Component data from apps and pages
****************************************

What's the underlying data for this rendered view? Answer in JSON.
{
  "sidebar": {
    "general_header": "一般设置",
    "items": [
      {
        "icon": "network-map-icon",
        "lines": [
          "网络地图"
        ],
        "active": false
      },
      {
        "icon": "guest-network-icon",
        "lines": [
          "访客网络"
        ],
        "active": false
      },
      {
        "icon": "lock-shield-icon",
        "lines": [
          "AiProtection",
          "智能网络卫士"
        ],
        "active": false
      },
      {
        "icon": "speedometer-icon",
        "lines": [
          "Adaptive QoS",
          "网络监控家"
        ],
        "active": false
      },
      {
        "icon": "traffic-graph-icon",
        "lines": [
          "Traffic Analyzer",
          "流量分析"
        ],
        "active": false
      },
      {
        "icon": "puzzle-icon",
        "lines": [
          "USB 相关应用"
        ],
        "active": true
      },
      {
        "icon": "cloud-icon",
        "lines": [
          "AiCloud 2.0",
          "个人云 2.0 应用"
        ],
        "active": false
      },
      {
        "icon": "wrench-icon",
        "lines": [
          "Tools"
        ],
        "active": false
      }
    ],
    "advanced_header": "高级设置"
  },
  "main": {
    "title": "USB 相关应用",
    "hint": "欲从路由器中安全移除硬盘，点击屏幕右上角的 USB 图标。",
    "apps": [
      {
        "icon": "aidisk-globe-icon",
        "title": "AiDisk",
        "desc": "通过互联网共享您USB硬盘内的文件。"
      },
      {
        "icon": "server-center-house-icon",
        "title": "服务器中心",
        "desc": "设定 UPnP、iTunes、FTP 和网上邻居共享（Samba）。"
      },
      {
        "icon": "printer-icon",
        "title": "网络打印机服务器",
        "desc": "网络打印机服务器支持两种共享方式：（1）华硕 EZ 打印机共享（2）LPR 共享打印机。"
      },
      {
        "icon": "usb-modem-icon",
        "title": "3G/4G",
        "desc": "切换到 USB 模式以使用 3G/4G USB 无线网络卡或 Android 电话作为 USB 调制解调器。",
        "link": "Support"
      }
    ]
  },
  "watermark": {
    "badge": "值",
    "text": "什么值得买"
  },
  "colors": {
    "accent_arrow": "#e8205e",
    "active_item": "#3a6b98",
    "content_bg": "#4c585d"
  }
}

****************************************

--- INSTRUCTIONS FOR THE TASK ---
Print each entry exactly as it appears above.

--- SOLUTION FOR THIS EXERCISE ---
What's the underlying data for this rendered view? Answer in JSON.
{
  "sidebar": {
    "general_header": "一般设置",
    "items": [
      {
        "icon": "network-map-icon",
        "lines": [
          "网络地图"
        ],
        "active": false
      },
      {
        "icon": "guest-network-icon",
        "lines": [
          "访客网络"
        ],
        "active": false
      },
      {
        "icon": "lock-shield-icon",
        "lines": [
          "AiProtection",
          "智能网络卫士"
        ],
        "active": false
      },
      {
        "icon": "speedometer-icon",
        "lines": [
          "Adaptive QoS",
          "网络监控家"
        ],
        "active": false
      },
      {
        "icon": "traffic-graph-icon",
        "lines": [
          "Traffic Analyzer",
          "流量分析"
        ],
        "active": false
      },
      {
        "icon": "puzzle-icon",
        "lines": [
          "USB 相关应用"
        ],
        "active": true
      },
      {
        "icon": "cloud-icon",
        "lines": [
          "AiCloud 2.0",
          "个人云 2.0 应用"
        ],
        "active": false
      },
      {
        "icon": "wrench-icon",
        "lines": [
          "Tools"
        ],
        "active": false
      }
    ],
    "advanced_header": "高级设置"
  },
  "main": {
    "title": "USB 相关应用",
    "hint": "欲从路由器中安全移除硬盘，点击屏幕右上角的 USB 图标。",
    "apps": [
      {
        "icon": "aidisk-globe-icon",
        "title": "AiDisk",
        "desc": "通过互联网共享您USB硬盘内的文件。"
      },
      {
        "icon": "server-center-house-icon",
        "title": "服务器中心",
        "desc": "设定 UPnP、iTunes、FTP 和网上邻居共享（Samba）。"
      },
      {
        "icon": "printer-icon",
        "title": "网络打印机服务器",
        "desc": "网络打印机服务器支持两种共享方式：（1）华硕 EZ 打印机共享（2）LPR 共享打印机。"
      },
      {
        "icon": "usb-modem-icon",
        "title": "3G/4G",
        "desc": "切换到 USB 模式以使用 3G/4G USB 无线网络卡或 Android 电话作为 USB 调制解调器。",
        "link": "Support"
      }
    ]
  },
  "watermark": {
    "badge": "值",
    "text": "什么值得买"
  },
  "colors": {
    "accent_arrow": "#e8205e",
    "active_item": "#3a6b98",
    "content_bg": "#4c585d"
  }
}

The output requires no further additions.